> **TASK DETAILS**: Copy out all lines of the records in which the word "icon" appears.

[Dataset rows describing interfaces]
# # # # # # #

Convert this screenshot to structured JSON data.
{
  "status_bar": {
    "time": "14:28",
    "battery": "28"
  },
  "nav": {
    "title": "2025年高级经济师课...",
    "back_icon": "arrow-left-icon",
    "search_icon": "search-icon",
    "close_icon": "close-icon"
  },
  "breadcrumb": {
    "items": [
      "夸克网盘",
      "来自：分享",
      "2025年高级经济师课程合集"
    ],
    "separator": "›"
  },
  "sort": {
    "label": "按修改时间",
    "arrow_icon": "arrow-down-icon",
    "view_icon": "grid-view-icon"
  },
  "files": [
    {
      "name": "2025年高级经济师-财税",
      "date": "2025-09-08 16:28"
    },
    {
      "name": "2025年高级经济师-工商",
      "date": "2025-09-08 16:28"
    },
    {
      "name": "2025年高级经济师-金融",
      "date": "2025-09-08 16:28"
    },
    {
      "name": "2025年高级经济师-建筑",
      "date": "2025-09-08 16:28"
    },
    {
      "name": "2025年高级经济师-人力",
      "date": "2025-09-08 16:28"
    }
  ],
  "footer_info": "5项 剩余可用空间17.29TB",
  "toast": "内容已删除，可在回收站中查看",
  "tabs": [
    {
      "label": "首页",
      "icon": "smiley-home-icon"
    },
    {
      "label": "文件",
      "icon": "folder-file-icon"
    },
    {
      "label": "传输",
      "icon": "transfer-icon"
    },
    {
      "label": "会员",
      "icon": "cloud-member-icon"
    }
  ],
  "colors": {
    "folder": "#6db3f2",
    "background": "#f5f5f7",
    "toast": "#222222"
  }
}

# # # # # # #

> **WRITTEN ANSWER**:
    "back_icon": "arrow-left-icon",
    "search_icon": "search-icon",
    "close_icon": "close-icon"
    "arrow_icon": "arrow-down-icon",
    "view_icon": "grid-view-icon"
      "icon": "smiley-home-icon"
      "icon": "folder-file-icon"
      "icon": "transfer-icon"
      "icon": "cloud-member-icon"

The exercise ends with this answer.